Okoumé is a tropical wood species which is harvested in Gabon, in Equatorial Guinea and in Congo.
It is a light wood (density 0,4 to 0,5), pink-red colored and easy to peel.
It is appreciated for the manufacture of plywood because its quality is homogeneous, and it provides a consistency of surface quality giving an excellent finish (varnish, paint). Okoumé-based plywood is easy to machine and, with an adapted bonding, can be used in external applications.

The use of Maritime pine

Maritime pine has been used for the manufacture of plywood since the 1970’s.
The high mechanical characteristics of this species make this type of plywood particularly suitable for structural applications in building (racking in timber-framed houses, load-bearing floors, I-beams…) but also for industrial packing and boxes.
Grooved, it is used in the interior covering of walls and its good resistance to fungi enables its use for cladding.

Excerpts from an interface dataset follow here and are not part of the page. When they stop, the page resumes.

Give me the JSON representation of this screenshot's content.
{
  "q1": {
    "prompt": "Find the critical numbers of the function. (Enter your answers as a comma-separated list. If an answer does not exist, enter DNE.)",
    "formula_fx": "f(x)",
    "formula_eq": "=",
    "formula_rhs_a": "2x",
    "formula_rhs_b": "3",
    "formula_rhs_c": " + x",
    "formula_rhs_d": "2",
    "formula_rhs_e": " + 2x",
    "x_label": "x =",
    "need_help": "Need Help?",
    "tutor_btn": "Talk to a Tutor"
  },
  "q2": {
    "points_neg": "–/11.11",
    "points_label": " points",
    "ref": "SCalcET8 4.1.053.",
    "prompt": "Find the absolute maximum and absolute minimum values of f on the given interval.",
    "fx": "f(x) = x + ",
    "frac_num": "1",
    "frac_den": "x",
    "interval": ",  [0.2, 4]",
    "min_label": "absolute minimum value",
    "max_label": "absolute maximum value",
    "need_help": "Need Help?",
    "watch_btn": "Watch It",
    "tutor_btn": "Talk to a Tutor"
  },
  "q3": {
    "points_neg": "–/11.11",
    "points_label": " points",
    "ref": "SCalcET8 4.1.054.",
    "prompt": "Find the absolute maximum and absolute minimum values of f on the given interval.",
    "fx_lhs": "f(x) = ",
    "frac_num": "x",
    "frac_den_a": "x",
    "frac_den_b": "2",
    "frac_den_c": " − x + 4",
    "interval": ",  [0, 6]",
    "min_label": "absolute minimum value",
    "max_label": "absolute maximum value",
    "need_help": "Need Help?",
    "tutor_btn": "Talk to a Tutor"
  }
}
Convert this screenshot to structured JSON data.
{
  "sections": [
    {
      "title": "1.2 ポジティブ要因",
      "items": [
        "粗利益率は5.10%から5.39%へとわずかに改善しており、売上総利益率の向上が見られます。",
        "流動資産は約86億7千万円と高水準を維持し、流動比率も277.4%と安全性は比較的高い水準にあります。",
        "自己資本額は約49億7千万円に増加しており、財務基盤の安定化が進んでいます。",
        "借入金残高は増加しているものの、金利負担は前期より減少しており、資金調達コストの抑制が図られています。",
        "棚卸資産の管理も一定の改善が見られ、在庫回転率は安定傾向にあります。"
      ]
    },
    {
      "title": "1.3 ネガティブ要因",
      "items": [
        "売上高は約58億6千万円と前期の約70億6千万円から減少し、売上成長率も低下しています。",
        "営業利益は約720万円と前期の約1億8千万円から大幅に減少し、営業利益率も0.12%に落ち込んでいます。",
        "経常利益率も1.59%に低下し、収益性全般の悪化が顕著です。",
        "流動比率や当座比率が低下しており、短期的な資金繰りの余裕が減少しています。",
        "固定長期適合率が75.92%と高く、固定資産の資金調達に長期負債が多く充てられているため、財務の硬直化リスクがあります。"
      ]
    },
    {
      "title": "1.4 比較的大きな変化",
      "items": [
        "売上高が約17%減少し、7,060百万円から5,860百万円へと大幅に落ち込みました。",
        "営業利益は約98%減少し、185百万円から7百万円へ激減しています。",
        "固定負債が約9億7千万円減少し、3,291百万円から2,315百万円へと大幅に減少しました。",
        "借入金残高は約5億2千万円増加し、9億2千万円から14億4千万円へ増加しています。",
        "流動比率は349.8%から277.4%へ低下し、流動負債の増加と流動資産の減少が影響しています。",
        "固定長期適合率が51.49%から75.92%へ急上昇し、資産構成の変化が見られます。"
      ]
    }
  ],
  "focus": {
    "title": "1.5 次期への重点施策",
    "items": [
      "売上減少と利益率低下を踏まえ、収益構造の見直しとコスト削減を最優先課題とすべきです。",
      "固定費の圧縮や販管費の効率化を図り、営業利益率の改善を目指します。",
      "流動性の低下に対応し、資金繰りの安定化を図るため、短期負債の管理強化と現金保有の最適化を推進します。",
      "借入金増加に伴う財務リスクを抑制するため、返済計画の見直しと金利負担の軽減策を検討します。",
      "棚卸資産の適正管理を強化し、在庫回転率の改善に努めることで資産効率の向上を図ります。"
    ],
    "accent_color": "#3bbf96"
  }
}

The use of Poplar

A fast-growing species which presents an excellent aptitude for peeling, poplar is very much used for the manufacture of light packaging (cheese boxes, small crates for fruit and vegetables…).
Particularly light (density from 0,4 to 0,45), white, resistant, poplar plywood is particularly valued in packaging and furniture.

The use of Spruce

Spruce plywood is mainly used as construction panel such as concrete formwork and scaffolding and in the vehicle industry. Spruce is a good panel for general applications where strength, stability and lightweight properties are needed, such as for floors, lining and roofs.
Spruce plywood is used uncoated (mainly grades II and III) or coated by phenolic films, usually 120 g/m², 170 g/m² and 220 g/m². Spruce plywood is suitable for internal and external sue, depending on the level of protection required.